At the time of death, call which ever program you choose to go with and they will contact the local removal service to come and pick up. AFAIK there is no charge to the family, but that may be different from state to state.
Tissue/organ donation does not provide you with cremation, you will still need to contact a cremation provider/funeral home to cremate after the harvesting has taken place. Yep, we work with them as well.
Does this help?

Sat, Sep. 24th, 2016 03:47 am (UTC)
tabaqui

Neat! Things I did not know. :) I appreciate the information!

I guess I'm wondering how much you can donate if the body is several hours dead upon removal.

Sat, Sep. 24th, 2016 04:18 am (UTC)
nephir

Most donation programs have a time limit from time of death to cooler/donation site. I know that the Willed Body Program at the UW we have to transport to the refrigeration at the UW within 12 hours of death, tissue harvest is really stringent and the decedent must immediately be placed in refrigeration (or ice packs, but they must not actually touch skin) and they have a time out period for how long the tissue is viable for harvest.
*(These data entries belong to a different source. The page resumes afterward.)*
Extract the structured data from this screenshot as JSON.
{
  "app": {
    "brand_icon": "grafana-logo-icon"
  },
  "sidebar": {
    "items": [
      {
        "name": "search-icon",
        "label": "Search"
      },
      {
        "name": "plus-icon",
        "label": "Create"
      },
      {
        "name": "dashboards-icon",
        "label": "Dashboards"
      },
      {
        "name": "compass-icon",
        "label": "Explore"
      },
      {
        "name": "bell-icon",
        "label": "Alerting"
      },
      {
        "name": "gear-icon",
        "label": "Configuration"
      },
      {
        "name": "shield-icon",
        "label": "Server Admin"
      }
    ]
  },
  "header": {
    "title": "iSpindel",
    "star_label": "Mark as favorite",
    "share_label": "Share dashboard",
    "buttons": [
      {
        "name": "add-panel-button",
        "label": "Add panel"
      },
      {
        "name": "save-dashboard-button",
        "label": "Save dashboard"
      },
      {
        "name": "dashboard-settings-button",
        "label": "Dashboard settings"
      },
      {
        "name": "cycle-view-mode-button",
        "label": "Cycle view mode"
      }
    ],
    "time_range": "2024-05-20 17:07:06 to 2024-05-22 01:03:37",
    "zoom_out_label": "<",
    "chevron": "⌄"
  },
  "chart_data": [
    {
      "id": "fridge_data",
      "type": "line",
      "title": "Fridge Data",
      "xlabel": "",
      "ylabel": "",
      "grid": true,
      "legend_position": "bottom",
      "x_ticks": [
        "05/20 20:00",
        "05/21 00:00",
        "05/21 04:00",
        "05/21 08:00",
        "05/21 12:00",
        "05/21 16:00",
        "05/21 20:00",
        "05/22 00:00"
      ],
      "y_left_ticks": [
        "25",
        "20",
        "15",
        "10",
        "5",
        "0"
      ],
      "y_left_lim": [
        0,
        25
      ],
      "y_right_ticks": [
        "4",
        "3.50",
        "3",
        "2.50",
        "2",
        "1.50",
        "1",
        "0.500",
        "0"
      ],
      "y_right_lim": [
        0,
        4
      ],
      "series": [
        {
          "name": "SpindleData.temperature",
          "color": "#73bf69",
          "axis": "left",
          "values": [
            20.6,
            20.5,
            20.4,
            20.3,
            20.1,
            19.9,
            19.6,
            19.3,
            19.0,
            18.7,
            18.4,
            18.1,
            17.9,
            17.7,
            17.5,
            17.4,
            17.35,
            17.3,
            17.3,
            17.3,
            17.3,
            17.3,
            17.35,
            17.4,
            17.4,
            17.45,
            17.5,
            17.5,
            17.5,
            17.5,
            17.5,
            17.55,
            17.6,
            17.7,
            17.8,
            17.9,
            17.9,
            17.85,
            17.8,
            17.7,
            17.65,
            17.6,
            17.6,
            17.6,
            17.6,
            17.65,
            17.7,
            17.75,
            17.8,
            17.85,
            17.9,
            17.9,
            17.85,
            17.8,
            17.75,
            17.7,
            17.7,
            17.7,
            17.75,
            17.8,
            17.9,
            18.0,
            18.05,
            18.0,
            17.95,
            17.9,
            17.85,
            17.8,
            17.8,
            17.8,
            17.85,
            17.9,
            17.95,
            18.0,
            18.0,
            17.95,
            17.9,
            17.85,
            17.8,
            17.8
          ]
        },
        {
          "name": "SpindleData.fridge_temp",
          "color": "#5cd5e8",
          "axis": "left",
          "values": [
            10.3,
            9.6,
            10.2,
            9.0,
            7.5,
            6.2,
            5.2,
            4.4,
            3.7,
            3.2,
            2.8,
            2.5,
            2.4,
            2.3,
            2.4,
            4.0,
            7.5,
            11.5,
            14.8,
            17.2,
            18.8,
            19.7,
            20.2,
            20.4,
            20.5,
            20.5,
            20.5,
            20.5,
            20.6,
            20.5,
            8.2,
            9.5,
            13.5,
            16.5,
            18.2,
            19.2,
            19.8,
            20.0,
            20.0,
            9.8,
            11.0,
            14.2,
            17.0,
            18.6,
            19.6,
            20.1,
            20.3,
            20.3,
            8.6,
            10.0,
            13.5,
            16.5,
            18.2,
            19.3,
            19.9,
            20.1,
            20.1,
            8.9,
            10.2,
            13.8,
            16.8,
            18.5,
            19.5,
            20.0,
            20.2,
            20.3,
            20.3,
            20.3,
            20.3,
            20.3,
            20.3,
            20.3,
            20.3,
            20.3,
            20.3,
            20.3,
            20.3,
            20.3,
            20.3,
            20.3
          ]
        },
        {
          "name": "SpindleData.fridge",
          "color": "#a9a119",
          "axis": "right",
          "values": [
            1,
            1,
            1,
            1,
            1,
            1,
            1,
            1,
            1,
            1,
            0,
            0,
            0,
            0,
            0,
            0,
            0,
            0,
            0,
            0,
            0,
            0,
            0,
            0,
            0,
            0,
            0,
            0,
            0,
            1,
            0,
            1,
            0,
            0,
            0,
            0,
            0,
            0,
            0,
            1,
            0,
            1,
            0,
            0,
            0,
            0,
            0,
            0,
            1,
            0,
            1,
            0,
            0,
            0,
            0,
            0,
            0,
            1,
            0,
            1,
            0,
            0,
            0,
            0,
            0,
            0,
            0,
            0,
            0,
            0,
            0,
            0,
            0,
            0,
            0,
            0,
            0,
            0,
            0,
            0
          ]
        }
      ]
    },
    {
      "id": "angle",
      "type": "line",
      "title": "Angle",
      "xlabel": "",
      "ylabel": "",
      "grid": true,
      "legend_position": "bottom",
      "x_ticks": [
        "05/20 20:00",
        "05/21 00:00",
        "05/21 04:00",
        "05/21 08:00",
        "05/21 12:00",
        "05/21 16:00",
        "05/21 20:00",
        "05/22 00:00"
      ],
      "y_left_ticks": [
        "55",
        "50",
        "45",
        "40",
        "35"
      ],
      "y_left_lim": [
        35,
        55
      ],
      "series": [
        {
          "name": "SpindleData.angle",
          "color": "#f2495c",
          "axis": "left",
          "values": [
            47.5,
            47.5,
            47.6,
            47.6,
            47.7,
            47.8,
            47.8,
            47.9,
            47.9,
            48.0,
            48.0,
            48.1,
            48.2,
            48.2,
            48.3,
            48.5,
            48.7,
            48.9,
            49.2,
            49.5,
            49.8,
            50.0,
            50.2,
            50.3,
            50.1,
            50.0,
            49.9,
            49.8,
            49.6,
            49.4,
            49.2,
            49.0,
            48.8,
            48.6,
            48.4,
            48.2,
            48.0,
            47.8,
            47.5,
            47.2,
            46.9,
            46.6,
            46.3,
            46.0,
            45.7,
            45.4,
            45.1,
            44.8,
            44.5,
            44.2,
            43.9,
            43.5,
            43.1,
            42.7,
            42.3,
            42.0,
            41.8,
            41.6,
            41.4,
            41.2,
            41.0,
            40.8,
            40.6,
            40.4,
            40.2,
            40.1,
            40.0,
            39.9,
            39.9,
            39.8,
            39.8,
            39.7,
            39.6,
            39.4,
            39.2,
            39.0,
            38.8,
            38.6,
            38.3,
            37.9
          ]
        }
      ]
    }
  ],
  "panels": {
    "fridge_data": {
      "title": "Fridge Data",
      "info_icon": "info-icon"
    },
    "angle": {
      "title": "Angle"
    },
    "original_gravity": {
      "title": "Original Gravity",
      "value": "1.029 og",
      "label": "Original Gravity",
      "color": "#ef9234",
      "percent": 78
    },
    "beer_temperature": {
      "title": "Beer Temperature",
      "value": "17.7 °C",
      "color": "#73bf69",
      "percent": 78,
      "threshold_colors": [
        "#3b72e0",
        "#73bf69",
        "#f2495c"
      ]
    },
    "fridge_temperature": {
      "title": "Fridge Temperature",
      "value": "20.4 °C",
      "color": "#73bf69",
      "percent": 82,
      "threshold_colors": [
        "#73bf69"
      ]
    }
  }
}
Touching on organ/tissue donation - if you are a registered organ donor, that includes skin, corneas, long bones (leg bones, arm bones), and skin, not just heart, lungs, etc. It's something that is badly communicated to families IMO. It's one of the things that really irritates me about them. They will tell families that they won't be able to tell that there was donation, but that's a bald faced lie. As an embalmer, I've restored my share of donation cases and they never really look right. If you are lucky (and good, and I am) the face will look good and maybe the hands, but the rest is just basically a bagged body that kind of resembles a human being.

Sat, Sep. 24th, 2016 04:23 am (UTC)
tabaqui

Huh, okay. Good to know. :)

And that is exactly why I find viewings so distasteful. Not even 'complete' bodies ever look right, and they always seem to turn into some grotesque show or have all the drama-llama.

You do a service, and one appreciated by many. Thank you!
And thank you for the information, I'm definitely holding on to this post. :)